icon-arrow-down icon-arrow-left icon-arrow-right icon-arrow-up icon-calendar icon-check icon-close icon-compass icon-email icon-facebook icon-instagram icon-linkedin icon-map icon-play icon-plus icon-search icon-twitter icon-vimeo icon-youtube
Ocean splashing and covering steps leading to the beach
Lover's Point Park in Pacific Grove floods during a recent king tide event in winter 2019. (Credit: Nancy Bryson via California King Tides Project )

With 3,427 miles of tidal coastline, California is one of the states expected to be most affected by sea-level rise.

California coastal communities are in the midst of planning for a future where high tides lap up against coastal homes, and storms block roads and damage businesses. According to the state’s Fourth Climate Change Assessment, released in 2018, rising seas could cause over $17 billion in damage to residential and commercial buildings by 2100. That doesn’t include damage to rail lines, roads and bridges that lie in the path of rising waters.

This article, originally published by Sea Grant California, highlights two recent research projects to address this issue, one of which was conducted by Dr. Charles Colgan and the Center for the Blue Economy.

Charles Colgan

Charles Colgan and colleagues at the Middlebury Institute of International Studies in Monterey developed a new model that allows planners to view possible futures, understand how likely different cases are and plan for them by providing a more complete understanding of the costs and benefits of different options. The tool can give policymakers a better understanding of costs of action—and of inaction.

From the scenarios and probabilities, we’ve developed a simulation that can forecast thousands of possible futures in the computer and estimate the probable effects of sea-level rise and responses to it over many different iterations of the future. We come away with not what will happen but probabilities. We’re trying to help California planners get directly to the science that underlies the Coastal Commission and Ocean Protection Council recommendations.
— Dr. Charles Colgan, Director of Research, Center for the Blue Economy

Because the model integrates sea-level rise projections, potential solutions, and cost-benefit analysis, it allows policymakers to ask “what if” questions about the future.  In Monterey, Colgan says, they asked questions like, “What if we do things sooner rather than later? What if economic growth or population growth in region isn’t what we expect?”

For the City of Monterey, the researchers found that while most projections show the biggest impacts of sea-level rise will come after the year 2050, there is no economic benefit in waiting to take adaptation measures.

In the Monterey case, our analysis showed that it is better to start sooner rather than later. If you wait until 2050 to take adaptation measures, there’s almost zero probability that you’ll get an economic benefit from waiting.
— Dr. Charles Colgan, Director of Research, Center for the Blue Economy

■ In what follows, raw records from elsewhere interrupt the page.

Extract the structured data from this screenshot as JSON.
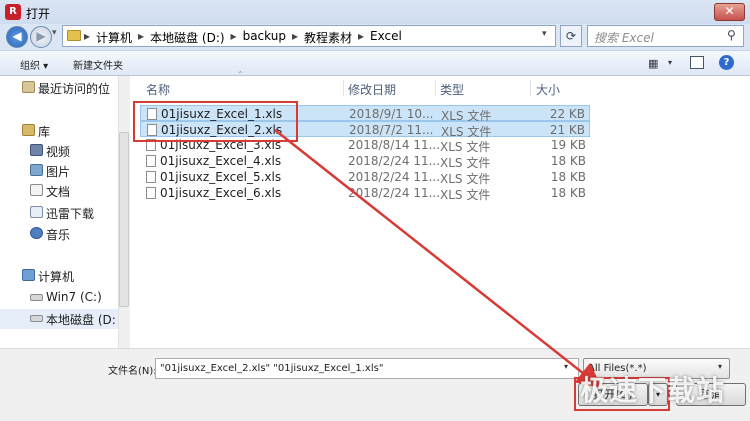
{
  "window": {
    "title": "打开",
    "app_icon_text": "R",
    "close_label": "✕"
  },
  "address": {
    "crumbs": [
      "计算机",
      "本地磁盘 (D:)",
      "backup",
      "教程素材",
      "Excel"
    ],
    "refresh_label": "⟳"
  },
  "search": {
    "placeholder": "搜索 Excel"
  },
  "toolbar": {
    "organize": "组织 ▾",
    "new_folder": "新建文件夹"
  },
  "sidebar": {
    "items": [
      {
        "label": "最近访问的位",
        "icon": "recent-icon"
      },
      {
        "label": "库",
        "icon": "library-icon"
      },
      {
        "label": "视频",
        "icon": "video-icon"
      },
      {
        "label": "图片",
        "icon": "picture-icon"
      },
      {
        "label": "文档",
        "icon": "document-icon"
      },
      {
        "label": "迅雷下载",
        "icon": "thunder-icon"
      },
      {
        "label": "音乐",
        "icon": "music-icon"
      },
      {
        "label": "计算机",
        "icon": "computer-icon"
      },
      {
        "label": "Win7 (C:)",
        "icon": "drive-icon"
      },
      {
        "label": "本地磁盘 (D:",
        "icon": "drive-icon"
      }
    ]
  },
  "columns": {
    "name": "名称",
    "date": "修改日期",
    "type": "类型",
    "size": "大小"
  },
  "files": [
    {
      "name": "01jisuxz_Excel_1.xls",
      "date": "2018/9/1 10...",
      "type": "XLS 文件",
      "size": "22 KB",
      "selected": true
    },
    {
      "name": "01jisuxz_Excel_2.xls",
      "date": "2018/7/2 11...",
      "type": "XLS 文件",
      "size": "21 KB",
      "selected": true
    },
    {
      "name": "01jisuxz_Excel_3.xls",
      "date": "2018/8/14 11...",
      "type": "XLS 文件",
      "size": "19 KB",
      "selected": false
    },
    {
      "name": "01jisuxz_Excel_4.xls",
      "date": "2018/2/24 11...",
      "type": "XLS 文件",
      "size": "18 KB",
      "selected": false
    },
    {
      "name": "01jisuxz_Excel_5.xls",
      "date": "2018/2/24 11...",
      "type": "XLS 文件",
      "size": "18 KB",
      "selected": false
    },
    {
      "name": "01jisuxz_Excel_6.xls",
      "date": "2018/2/24 11...",
      "type": "XLS 文件",
      "size": "18 KB",
      "selected": false
    }
  ],
  "bottom": {
    "filename_label": "文件名(N):",
    "filename_value": "\"01jisuxz_Excel_2.xls\" \"01jisuxz_Excel_1.xls\"",
    "filter_value": "All Files(*.*)",
    "open_label": "打开(O)",
    "cancel_label": "取消"
  },
  "watermark": "极速下载站",
  "colors": {
    "annotation": "#d83b35",
    "selection": "#cce4f7"
  }
}
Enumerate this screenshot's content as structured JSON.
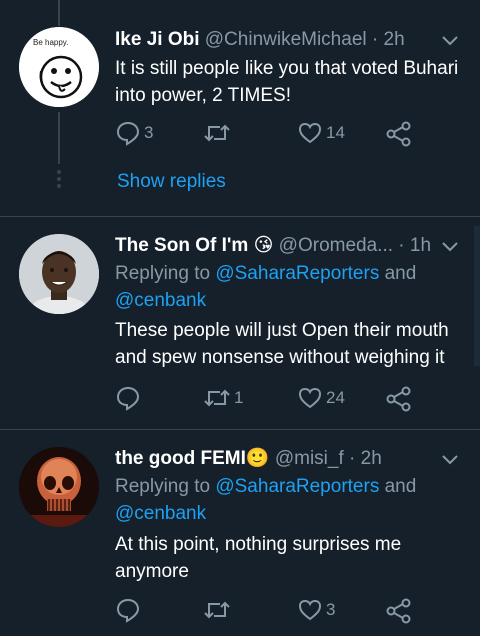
{
  "tweets": [
    {
      "name": "Ike Ji Obi",
      "handle": "@ChinwikeMichael",
      "time": "2h",
      "avatar_text": "Be happy.",
      "text": "It is still people like you that voted Buhari into power, 2 TIMES!",
      "replies": "3",
      "retweets": "",
      "likes": "14",
      "show_replies": "Show replies"
    },
    {
      "name": "The Son Of I'm",
      "emoji": "😘",
      "handle": "@Oromeda...",
      "time": "1h",
      "replying_prefix": "Replying to ",
      "reply_mention_1": "@SaharaReporters",
      "reply_and": " and",
      "reply_mention_2": "@cenbank",
      "text": "These people will just Open their mouth and spew nonsense without weighing it",
      "replies": "",
      "retweets": "1",
      "likes": "24"
    },
    {
      "name": "the good FEMI",
      "emoji": "🙂",
      "handle": "@misi_f",
      "time": "2h",
      "replying_prefix": "Replying to ",
      "reply_mention_1": "@SaharaReporters",
      "reply_and": " and",
      "reply_mention_2": "@cenbank",
      "text": "At this point, nothing surprises me anymore",
      "replies": "",
      "retweets": "",
      "likes": "3"
    }
  ],
  "colors": {
    "background": "#15202b",
    "secondary_text": "#8899a6",
    "link": "#1da1f2",
    "divider": "#38444d"
  }
}
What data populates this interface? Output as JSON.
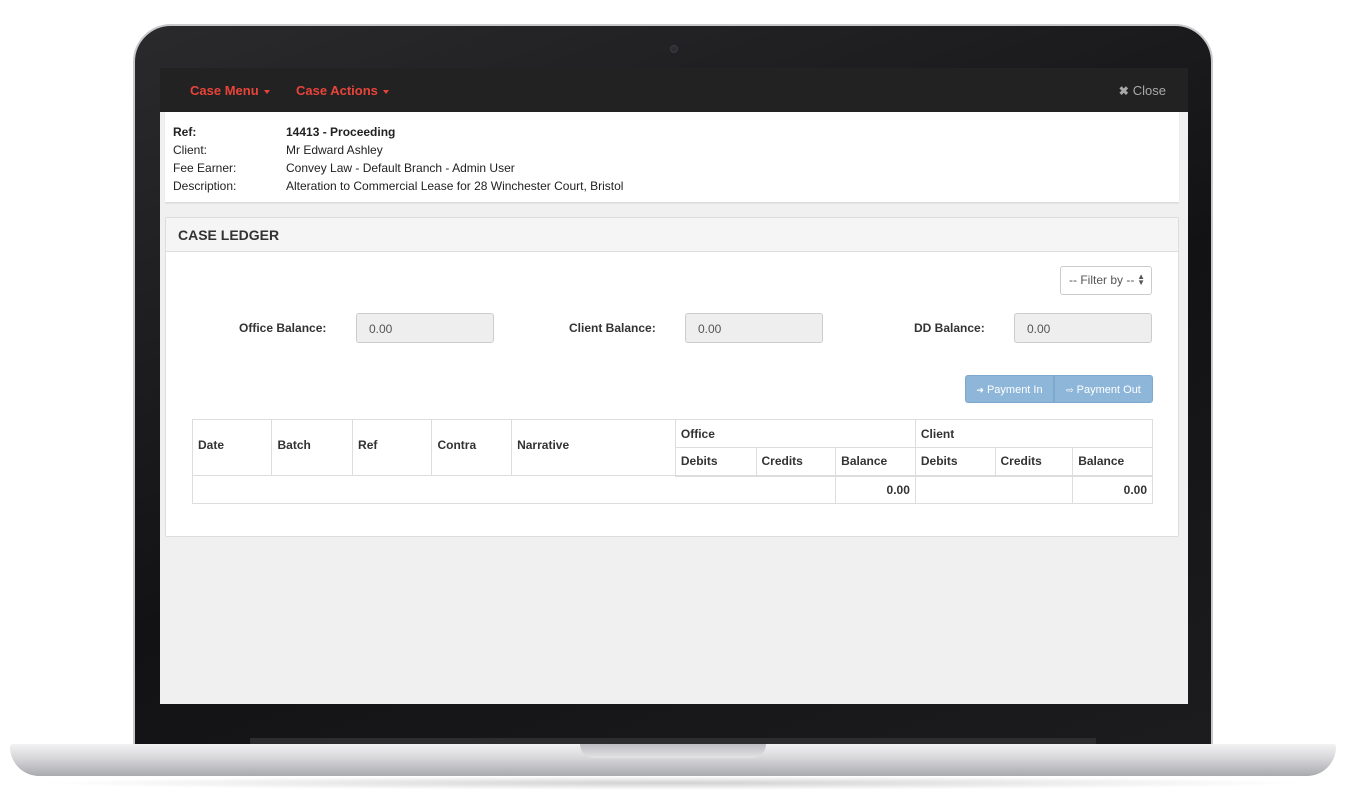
{
  "nav": {
    "case_menu": "Case Menu",
    "case_actions": "Case Actions",
    "close": "Close"
  },
  "case_info": {
    "ref_label": "Ref:",
    "ref_value": "14413 - Proceeding",
    "client_label": "Client:",
    "client_value": "Mr Edward Ashley",
    "fee_earner_label": "Fee Earner:",
    "fee_earner_value": "Convey Law - Default Branch - Admin User",
    "description_label": "Description:",
    "description_value": "Alteration to Commercial Lease for 28 Winchester Court, Bristol"
  },
  "ledger": {
    "title": "CASE LEDGER",
    "filter_placeholder": "-- Filter by --",
    "office_balance_label": "Office Balance:",
    "office_balance_value": "0.00",
    "client_balance_label": "Client Balance:",
    "client_balance_value": "0.00",
    "dd_balance_label": "DD Balance:",
    "dd_balance_value": "0.00",
    "payment_in": "Payment In",
    "payment_out": "Payment Out",
    "group_office": "Office",
    "group_client": "Client",
    "columns": {
      "date": "Date",
      "batch": "Batch",
      "ref": "Ref",
      "contra": "Contra",
      "narrative": "Narrative",
      "office_debits": "Debits",
      "office_credits": "Credits",
      "office_balance": "Balance",
      "client_debits": "Debits",
      "client_credits": "Credits",
      "client_balance": "Balance"
    },
    "totals": {
      "office_balance": "0.00",
      "client_balance": "0.00"
    }
  },
  "colors": {
    "navbar_bg": "#222222",
    "nav_accent": "#e8443a",
    "button_primary": "#8db6d9"
  }
}
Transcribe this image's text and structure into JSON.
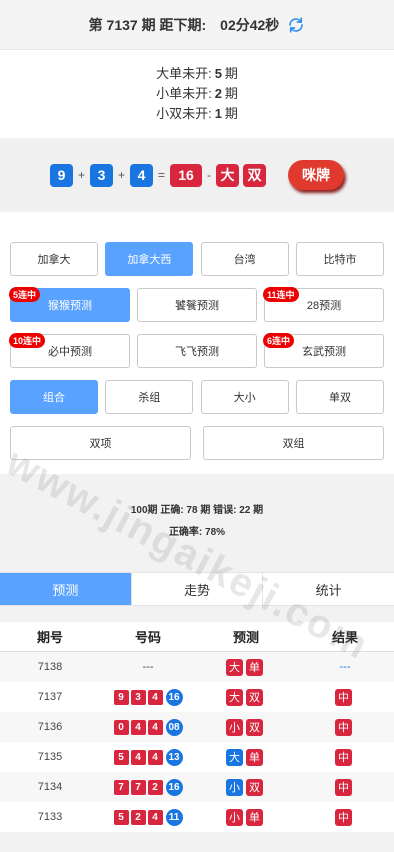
{
  "header": {
    "issue_text": "第 7137 期 距下期:",
    "countdown": "02分42秒",
    "refresh_icon": "refresh-icon",
    "accent": "#2d8cf0"
  },
  "missing": [
    {
      "label": "大单未开:",
      "value": "5",
      "unit": "期"
    },
    {
      "label": "小单未开:",
      "value": "2",
      "unit": "期"
    },
    {
      "label": "小双未开:",
      "value": "1",
      "unit": "期"
    }
  ],
  "result": {
    "n1": "9",
    "n2": "3",
    "n3": "4",
    "sum": "16",
    "size": "大",
    "parity": "双",
    "plus": "+",
    "eq": "=",
    "dash": "-",
    "mimi_label": "咪牌"
  },
  "regions": [
    "加拿大",
    "加拿大西",
    "台湾",
    "比特市"
  ],
  "predictors": [
    {
      "label": "猴猴预测",
      "badge": "5连中"
    },
    {
      "label": "饕餮预测",
      "badge": ""
    },
    {
      "label": "28预测",
      "badge": "11连中"
    },
    {
      "label": "必中预测",
      "badge": "10连中"
    },
    {
      "label": "飞飞预测",
      "badge": ""
    },
    {
      "label": "玄武预测",
      "badge": "6连中"
    }
  ],
  "modes": [
    "组合",
    "杀组",
    "大小",
    "单双"
  ],
  "modes2": [
    "双项",
    "双组"
  ],
  "stats": {
    "line1": "100期 正确: 78 期 错误: 22 期",
    "line2": "正确率: 78%"
  },
  "bottom_tabs": [
    "预测",
    "走势",
    "统计"
  ],
  "table": {
    "headers": [
      "期号",
      "号码",
      "预测",
      "结果"
    ],
    "rows": [
      {
        "issue": "7138",
        "nums": [],
        "sum": "",
        "pending_nums": "---",
        "pred": [
          "大",
          "单"
        ],
        "pred_colors": [
          "red",
          "red"
        ],
        "result": "---"
      },
      {
        "issue": "7137",
        "nums": [
          "9",
          "3",
          "4"
        ],
        "sum": "16",
        "pred": [
          "大",
          "双"
        ],
        "pred_colors": [
          "red",
          "red"
        ],
        "result": "中"
      },
      {
        "issue": "7136",
        "nums": [
          "0",
          "4",
          "4"
        ],
        "sum": "08",
        "pred": [
          "小",
          "双"
        ],
        "pred_colors": [
          "red",
          "red"
        ],
        "result": "中"
      },
      {
        "issue": "7135",
        "nums": [
          "5",
          "4",
          "4"
        ],
        "sum": "13",
        "pred": [
          "大",
          "单"
        ],
        "pred_colors": [
          "blue",
          "red"
        ],
        "result": "中"
      },
      {
        "issue": "7134",
        "nums": [
          "7",
          "7",
          "2"
        ],
        "sum": "16",
        "pred": [
          "小",
          "双"
        ],
        "pred_colors": [
          "blue",
          "red"
        ],
        "result": "中"
      },
      {
        "issue": "7133",
        "nums": [
          "5",
          "2",
          "4"
        ],
        "sum": "11",
        "pred": [
          "小",
          "单"
        ],
        "pred_colors": [
          "red",
          "red"
        ],
        "result": "中"
      }
    ]
  },
  "watermark": "www.jingaikeji.com"
}
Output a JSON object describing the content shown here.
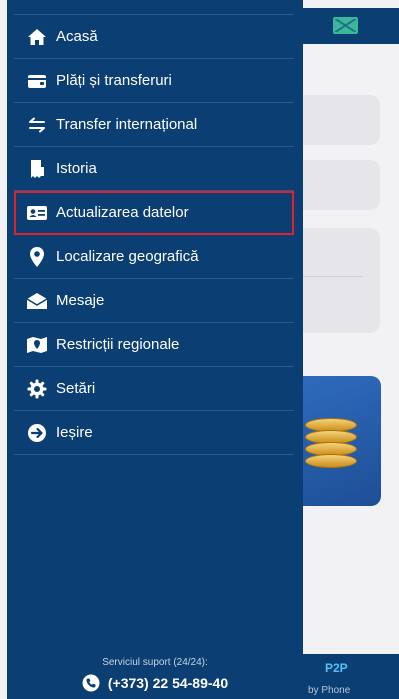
{
  "menu": {
    "items": [
      {
        "label": "Acasă",
        "icon": "home-icon"
      },
      {
        "label": "Plăți și transferuri",
        "icon": "wallet-icon"
      },
      {
        "label": "Transfer internațional",
        "icon": "transfer-arrows-icon"
      },
      {
        "label": "Istoria",
        "icon": "receipt-icon"
      },
      {
        "label": "Actualizarea datelor",
        "icon": "id-card-icon",
        "highlighted": true
      },
      {
        "label": "Localizare geografică",
        "icon": "location-pin-icon"
      },
      {
        "label": "Mesaje",
        "icon": "envelope-open-icon"
      },
      {
        "label": "Restricții regionale",
        "icon": "map-pin-icon"
      },
      {
        "label": "Setări",
        "icon": "gear-icon"
      },
      {
        "label": "Ieșire",
        "icon": "exit-arrow-icon"
      }
    ]
  },
  "support": {
    "label": "Serviciul suport (24/24):",
    "phone": "(+373) 22 54-89-40",
    "icon": "phone-icon"
  },
  "background": {
    "bottom_tab_label": "P2P",
    "bottom_tab_sublabel": "by Phone"
  },
  "colors": {
    "drawer": "#0b3e73",
    "highlight_border": "#e0202b",
    "accent": "#3bb79a"
  }
}
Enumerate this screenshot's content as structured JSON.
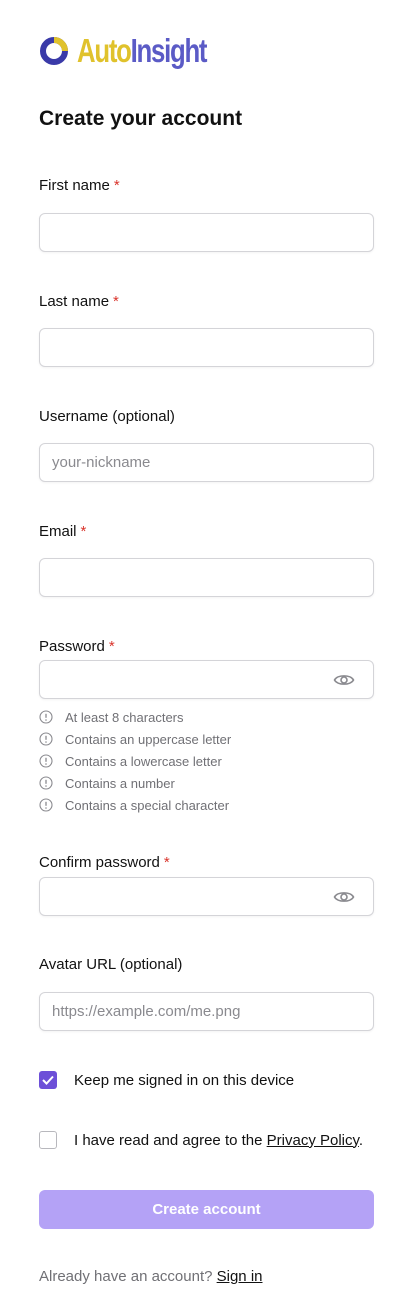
{
  "brand": {
    "name_part1": "Auto",
    "name_part2": "Insight",
    "color_primary": "#e0c22c",
    "color_secondary": "#5b5bc6"
  },
  "heading": "Create your account",
  "fields": {
    "first_name": {
      "label": "First name",
      "required_mark": "*",
      "value": "",
      "placeholder": ""
    },
    "last_name": {
      "label": "Last name",
      "required_mark": "*",
      "value": "",
      "placeholder": ""
    },
    "username": {
      "label": "Username (optional)",
      "value": "",
      "placeholder": "your-nickname"
    },
    "email": {
      "label": "Email",
      "required_mark": "*",
      "value": "",
      "placeholder": ""
    },
    "password": {
      "label": "Password",
      "required_mark": "*",
      "value": "",
      "placeholder": "",
      "toggle_icon": "eye-icon"
    },
    "confirm_password": {
      "label": "Confirm password",
      "required_mark": "*",
      "value": "",
      "placeholder": "",
      "toggle_icon": "eye-icon"
    },
    "avatar_url": {
      "label": "Avatar URL (optional)",
      "value": "",
      "placeholder": "https://example.com/me.png"
    }
  },
  "password_rules": [
    {
      "text": "At least 8 characters",
      "icon": "info-icon"
    },
    {
      "text": "Contains an uppercase letter",
      "icon": "info-icon"
    },
    {
      "text": "Contains a lowercase letter",
      "icon": "info-icon"
    },
    {
      "text": "Contains a number",
      "icon": "info-icon"
    },
    {
      "text": "Contains a special character",
      "icon": "info-icon"
    }
  ],
  "keep_signed_in": {
    "label": "Keep me signed in on this device",
    "checked": true
  },
  "privacy": {
    "prefix": "I have read and agree to the ",
    "link_text": "Privacy Policy",
    "suffix": ".",
    "checked": false
  },
  "submit_label": "Create account",
  "footer": {
    "prompt": "Already have an account?",
    "link_text": "Sign in"
  },
  "colors": {
    "accent": "#6d4fd8",
    "button_disabled": "#b4a2f6",
    "required": "#d9342b",
    "hint_text": "#707075"
  }
}
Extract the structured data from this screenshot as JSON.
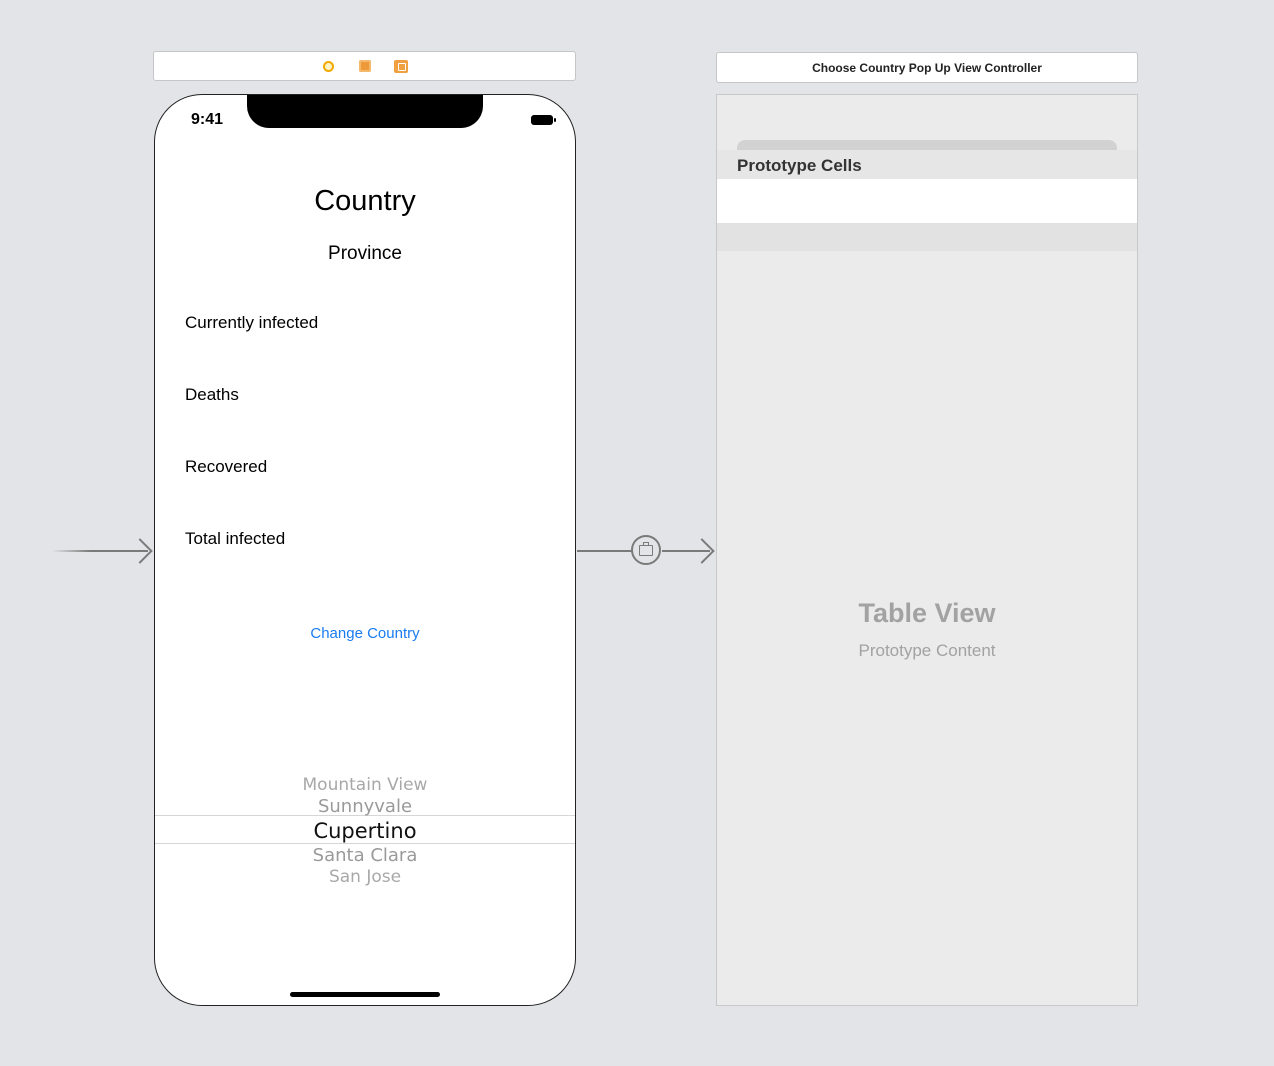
{
  "dock": {
    "icons": [
      "view-controller-icon",
      "first-responder-icon",
      "exit-icon"
    ]
  },
  "phone": {
    "status": {
      "time": "9:41"
    },
    "title": "Country",
    "subtitle": "Province",
    "stats": [
      {
        "label": "Currently infected"
      },
      {
        "label": "Deaths"
      },
      {
        "label": "Recovered"
      },
      {
        "label": "Total infected"
      }
    ],
    "change_button": "Change Country",
    "picker": [
      "Mountain View",
      "Sunnyvale",
      "Cupertino",
      "Santa Clara",
      "San Jose"
    ],
    "picker_selected": "Cupertino"
  },
  "popup": {
    "title": "Choose Country Pop Up View Controller",
    "section_header": "Prototype Cells",
    "placeholder_title": "Table View",
    "placeholder_subtitle": "Prototype Content"
  },
  "colors": {
    "canvas": "#e3e4e7",
    "link": "#1a7cf0",
    "dock_icon": "#f0a040"
  }
}
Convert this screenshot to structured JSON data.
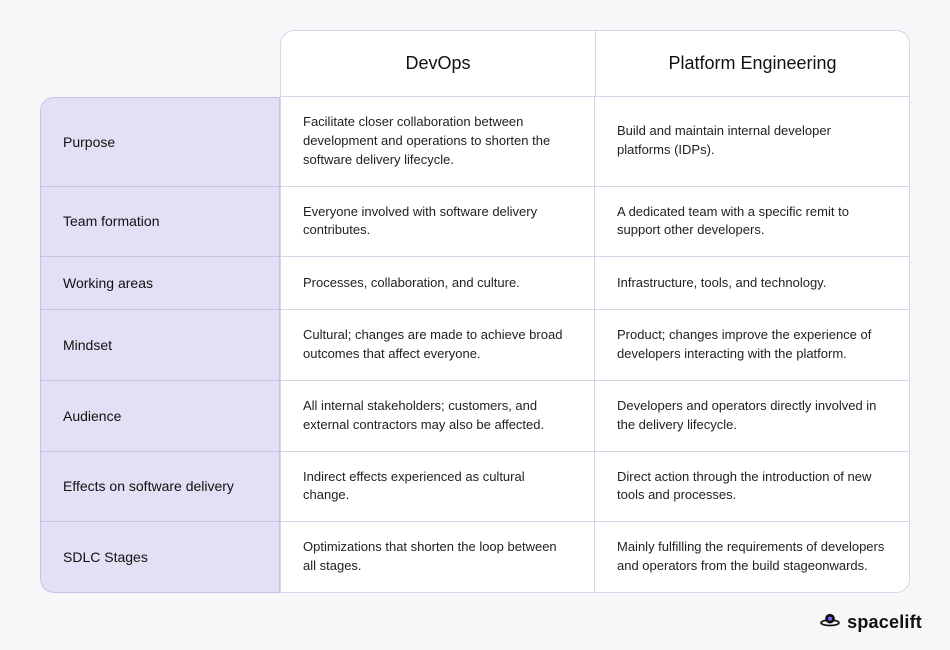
{
  "columns": {
    "devops": "DevOps",
    "pe": "Platform Engineering"
  },
  "rows": [
    {
      "label": "Purpose",
      "devops": "Facilitate closer collaboration between development and operations to shorten the software delivery lifecycle.",
      "pe": "Build and maintain internal developer platforms (IDPs)."
    },
    {
      "label": "Team formation",
      "devops": "Everyone involved with software delivery contributes.",
      "pe": "A dedicated team with a specific remit to support other developers."
    },
    {
      "label": "Working areas",
      "devops": "Processes, collaboration, and culture.",
      "pe": "Infrastructure, tools, and technology."
    },
    {
      "label": "Mindset",
      "devops": "Cultural; changes are made to achieve broad outcomes that affect everyone.",
      "pe": "Product; changes improve the experience of developers interacting with the platform."
    },
    {
      "label": "Audience",
      "devops": "All internal stakeholders; customers, and external contractors may also be affected.",
      "pe": "Developers and operators directly involved in the delivery lifecycle."
    },
    {
      "label": "Effects on software delivery",
      "devops": "Indirect effects experienced as cultural change.",
      "pe": "Direct action through the introduction of new tools and processes."
    },
    {
      "label": "SDLC Stages",
      "devops": "Optimizations that shorten the loop between all stages.",
      "pe": "Mainly fulfilling the requirements of developers and operators from the build stageonwards."
    }
  ],
  "brand": {
    "name": "spacelift"
  }
}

For More Information

See the full article:  California coastal communities brace for rising seas